The low prices of fast fashion companies such as Shein may be attractive to a customer looking for a deal, but many who shop there are often disappointed by the clothing they receive. 

SBHS senior Ariana Genao is very familiar with Shein, and gets most of her clothes from the website. 

“I’ve spent like $400 dollars on Shein,” said Genao. 

Genao recognizes the cheap material of the majority of the clothes she receives, but continues to buy because of the low prices.

“It’s worth it because I’m able to find my style of clothes on Shein and I can’t really get that anywhere else,” said Genao.

Sacrificing the quality of clothes because they’re your style is a choice many people have made since the rise of fast fashion websites like Shein, but the decision may have unforeseen consequences.

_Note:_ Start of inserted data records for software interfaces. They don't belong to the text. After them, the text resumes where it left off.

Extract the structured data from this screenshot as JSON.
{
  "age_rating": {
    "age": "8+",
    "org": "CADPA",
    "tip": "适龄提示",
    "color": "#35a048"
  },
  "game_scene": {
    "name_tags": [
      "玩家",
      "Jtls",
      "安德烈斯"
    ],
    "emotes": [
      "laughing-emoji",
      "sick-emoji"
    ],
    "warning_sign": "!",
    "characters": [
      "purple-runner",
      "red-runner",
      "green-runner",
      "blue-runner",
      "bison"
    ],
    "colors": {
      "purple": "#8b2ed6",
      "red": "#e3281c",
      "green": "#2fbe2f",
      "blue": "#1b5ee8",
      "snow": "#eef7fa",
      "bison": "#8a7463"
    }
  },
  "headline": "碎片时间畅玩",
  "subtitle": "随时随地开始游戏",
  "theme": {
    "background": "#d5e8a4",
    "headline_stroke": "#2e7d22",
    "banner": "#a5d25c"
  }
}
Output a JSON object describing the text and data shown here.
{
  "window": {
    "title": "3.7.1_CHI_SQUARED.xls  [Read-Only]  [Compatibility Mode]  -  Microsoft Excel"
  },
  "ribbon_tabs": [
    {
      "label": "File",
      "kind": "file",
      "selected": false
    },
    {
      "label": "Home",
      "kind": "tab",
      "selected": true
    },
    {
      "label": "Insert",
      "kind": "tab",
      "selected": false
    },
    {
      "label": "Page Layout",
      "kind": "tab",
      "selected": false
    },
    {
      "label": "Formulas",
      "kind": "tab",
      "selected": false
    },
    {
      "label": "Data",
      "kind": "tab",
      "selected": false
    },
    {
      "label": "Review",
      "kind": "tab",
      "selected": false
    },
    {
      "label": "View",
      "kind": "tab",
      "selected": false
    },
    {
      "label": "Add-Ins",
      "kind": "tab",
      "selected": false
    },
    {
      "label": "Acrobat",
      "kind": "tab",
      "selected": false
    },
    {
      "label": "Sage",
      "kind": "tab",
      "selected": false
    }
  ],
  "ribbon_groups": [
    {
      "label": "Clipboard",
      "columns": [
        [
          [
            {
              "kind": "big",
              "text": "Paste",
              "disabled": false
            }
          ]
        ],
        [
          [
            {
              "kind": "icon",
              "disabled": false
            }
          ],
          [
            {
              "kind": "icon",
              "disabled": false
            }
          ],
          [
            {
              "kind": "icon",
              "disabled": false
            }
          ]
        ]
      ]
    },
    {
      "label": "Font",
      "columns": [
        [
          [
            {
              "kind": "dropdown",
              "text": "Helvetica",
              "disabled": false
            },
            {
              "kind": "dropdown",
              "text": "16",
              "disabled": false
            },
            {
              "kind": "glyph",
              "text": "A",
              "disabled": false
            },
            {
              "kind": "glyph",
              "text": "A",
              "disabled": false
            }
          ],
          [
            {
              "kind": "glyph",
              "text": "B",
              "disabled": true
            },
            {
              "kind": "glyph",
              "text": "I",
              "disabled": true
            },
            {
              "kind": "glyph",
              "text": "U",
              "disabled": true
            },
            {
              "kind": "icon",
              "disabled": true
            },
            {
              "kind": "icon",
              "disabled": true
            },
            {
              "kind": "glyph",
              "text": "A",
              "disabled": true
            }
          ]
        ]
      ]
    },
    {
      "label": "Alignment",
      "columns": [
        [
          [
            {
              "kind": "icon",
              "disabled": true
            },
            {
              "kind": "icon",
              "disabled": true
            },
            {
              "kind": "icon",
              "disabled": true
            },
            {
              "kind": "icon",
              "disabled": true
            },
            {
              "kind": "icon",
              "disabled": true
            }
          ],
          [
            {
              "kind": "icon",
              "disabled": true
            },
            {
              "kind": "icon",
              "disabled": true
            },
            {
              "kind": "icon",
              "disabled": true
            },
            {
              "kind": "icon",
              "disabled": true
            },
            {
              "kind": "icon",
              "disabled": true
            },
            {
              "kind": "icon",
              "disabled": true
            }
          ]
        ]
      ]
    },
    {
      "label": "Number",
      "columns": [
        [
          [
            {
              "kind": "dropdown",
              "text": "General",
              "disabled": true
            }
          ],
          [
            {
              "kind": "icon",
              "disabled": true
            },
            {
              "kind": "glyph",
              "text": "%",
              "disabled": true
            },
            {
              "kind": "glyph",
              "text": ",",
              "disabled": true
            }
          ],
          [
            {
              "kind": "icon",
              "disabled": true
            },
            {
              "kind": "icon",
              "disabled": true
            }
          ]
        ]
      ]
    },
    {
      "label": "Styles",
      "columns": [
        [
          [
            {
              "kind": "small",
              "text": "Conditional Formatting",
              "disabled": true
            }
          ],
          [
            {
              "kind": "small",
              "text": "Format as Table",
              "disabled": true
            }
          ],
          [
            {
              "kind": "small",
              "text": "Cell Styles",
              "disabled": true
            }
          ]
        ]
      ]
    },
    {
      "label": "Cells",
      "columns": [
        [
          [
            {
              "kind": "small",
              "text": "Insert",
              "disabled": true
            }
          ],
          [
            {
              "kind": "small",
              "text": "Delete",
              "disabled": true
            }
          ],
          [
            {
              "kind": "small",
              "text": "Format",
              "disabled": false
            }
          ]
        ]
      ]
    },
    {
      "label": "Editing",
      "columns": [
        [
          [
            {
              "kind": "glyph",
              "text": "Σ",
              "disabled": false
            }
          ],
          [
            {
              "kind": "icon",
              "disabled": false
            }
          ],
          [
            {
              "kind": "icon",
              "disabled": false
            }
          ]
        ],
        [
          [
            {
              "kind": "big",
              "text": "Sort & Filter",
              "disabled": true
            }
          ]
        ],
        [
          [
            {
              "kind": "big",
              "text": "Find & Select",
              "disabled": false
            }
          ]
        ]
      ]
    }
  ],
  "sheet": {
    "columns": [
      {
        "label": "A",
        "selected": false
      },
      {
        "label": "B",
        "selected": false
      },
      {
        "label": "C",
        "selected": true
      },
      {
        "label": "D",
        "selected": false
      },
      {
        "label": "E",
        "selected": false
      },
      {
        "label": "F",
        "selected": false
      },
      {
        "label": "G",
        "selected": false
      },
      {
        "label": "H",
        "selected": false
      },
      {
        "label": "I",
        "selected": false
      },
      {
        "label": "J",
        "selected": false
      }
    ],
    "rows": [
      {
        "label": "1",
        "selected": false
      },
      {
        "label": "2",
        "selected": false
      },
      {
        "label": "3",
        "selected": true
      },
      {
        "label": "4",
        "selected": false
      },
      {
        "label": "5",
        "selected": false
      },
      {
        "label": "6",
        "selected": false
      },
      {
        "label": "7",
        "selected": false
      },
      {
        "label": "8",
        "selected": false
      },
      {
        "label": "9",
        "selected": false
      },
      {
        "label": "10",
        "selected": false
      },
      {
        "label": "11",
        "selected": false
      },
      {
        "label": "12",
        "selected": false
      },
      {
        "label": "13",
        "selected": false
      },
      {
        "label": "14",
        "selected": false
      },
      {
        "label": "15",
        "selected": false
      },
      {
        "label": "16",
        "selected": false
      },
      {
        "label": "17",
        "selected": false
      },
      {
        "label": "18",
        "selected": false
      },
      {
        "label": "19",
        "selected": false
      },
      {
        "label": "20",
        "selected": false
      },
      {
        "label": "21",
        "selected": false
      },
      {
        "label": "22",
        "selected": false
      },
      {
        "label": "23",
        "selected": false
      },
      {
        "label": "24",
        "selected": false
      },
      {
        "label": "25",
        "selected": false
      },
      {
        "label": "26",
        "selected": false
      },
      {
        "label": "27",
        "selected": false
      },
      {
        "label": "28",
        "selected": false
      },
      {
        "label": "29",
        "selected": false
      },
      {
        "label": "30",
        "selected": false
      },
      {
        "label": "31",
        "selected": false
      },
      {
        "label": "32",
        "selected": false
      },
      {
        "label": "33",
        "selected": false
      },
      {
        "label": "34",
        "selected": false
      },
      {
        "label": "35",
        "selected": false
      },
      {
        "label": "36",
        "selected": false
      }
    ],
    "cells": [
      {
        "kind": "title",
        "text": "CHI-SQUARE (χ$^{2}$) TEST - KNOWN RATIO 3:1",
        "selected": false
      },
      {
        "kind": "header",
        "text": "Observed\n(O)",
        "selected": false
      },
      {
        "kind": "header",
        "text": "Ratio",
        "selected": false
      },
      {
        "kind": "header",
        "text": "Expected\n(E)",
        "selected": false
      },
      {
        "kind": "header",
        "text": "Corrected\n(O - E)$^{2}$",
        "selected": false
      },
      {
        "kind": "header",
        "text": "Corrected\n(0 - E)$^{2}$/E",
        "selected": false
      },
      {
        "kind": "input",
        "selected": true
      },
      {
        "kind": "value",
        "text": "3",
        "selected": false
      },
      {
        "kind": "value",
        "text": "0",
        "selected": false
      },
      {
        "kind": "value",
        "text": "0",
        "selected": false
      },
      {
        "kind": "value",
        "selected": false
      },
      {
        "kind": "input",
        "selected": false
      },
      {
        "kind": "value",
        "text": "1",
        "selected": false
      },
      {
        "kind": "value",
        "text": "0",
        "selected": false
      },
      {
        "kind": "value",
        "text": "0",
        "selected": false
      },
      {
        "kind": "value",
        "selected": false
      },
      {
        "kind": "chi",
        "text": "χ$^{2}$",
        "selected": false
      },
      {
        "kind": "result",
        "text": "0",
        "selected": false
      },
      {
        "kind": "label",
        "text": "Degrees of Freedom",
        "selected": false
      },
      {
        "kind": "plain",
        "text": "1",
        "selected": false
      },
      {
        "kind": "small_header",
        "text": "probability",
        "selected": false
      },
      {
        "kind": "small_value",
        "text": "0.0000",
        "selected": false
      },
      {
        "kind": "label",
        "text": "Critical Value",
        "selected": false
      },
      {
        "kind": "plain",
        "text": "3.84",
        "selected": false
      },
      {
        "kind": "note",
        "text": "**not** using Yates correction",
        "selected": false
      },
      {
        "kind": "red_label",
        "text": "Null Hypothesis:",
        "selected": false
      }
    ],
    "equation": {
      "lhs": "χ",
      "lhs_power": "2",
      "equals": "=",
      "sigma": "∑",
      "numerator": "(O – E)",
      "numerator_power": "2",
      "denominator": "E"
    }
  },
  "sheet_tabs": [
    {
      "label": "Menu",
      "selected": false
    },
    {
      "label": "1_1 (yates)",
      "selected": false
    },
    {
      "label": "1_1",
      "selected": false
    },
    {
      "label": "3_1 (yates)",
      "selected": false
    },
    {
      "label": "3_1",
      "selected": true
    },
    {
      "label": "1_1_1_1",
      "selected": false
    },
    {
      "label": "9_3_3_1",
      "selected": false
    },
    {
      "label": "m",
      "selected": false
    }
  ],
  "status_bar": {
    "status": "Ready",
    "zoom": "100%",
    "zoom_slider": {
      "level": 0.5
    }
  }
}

According to Business Insider, the fast fashion industry contributes to over 92 million tons of waste every year, with the numbers continuing to rise. In the CNN article CNN estimates the average life expectancy for clothing worn everyday would be more than two years, but statistics posted by the Guardian show most Shein shoppers will throw them out after just a few times wearing them.

Ariela Brody, freshman at South Broward, takes pride in her sustainable fashion choices. Brody gets most, if not all of her clothing from second hand thrift stores. Brody learned about Shein through Tiktok three years ago, but never bought anything from the website.

“Even though the clothes on Shein were cute, I knew how bad fast fashion was for the environment,” said Brody.

Clothes that end up in landfills can take 200 years to fully decompose, and greenhouse gasses and toxins are released in the process. According to the BBC, 85% of clothes in the United States end up in landfills or burned. With the rise of fast fashion in recent years, Brody believes the number will continue to grow.

“The clothes on shein are very trendy, so in a month something you bought could already be out of date, which is why people buy so often,” said Brody.

  Shein caters to the younger generation, and with the internet constantly providing consumers with new fashion micro trends, Shein and other fast fashion companies have to work twice as hard to keep up with the wants of their customers. According to Shein revenue and usage statistics, they produce 2,000 new items a day on average for shoppers to buy. Workers work 18 hours a day for about $3.50 for each piece of clothing made according to a report made by Britain’s Channel 4.

“It’s cruel to put the workers under such bad working conditions to make clothes that’ll be thrown out in a week,” said Brody.

Shein refuted the claims, but Channel 4’s investigation shows evidence of the exploitative conditions described in their report. 

“By the time people realize the damage fast fashion does ove

rall, it’ll be too late to do anything about it,” said Brody.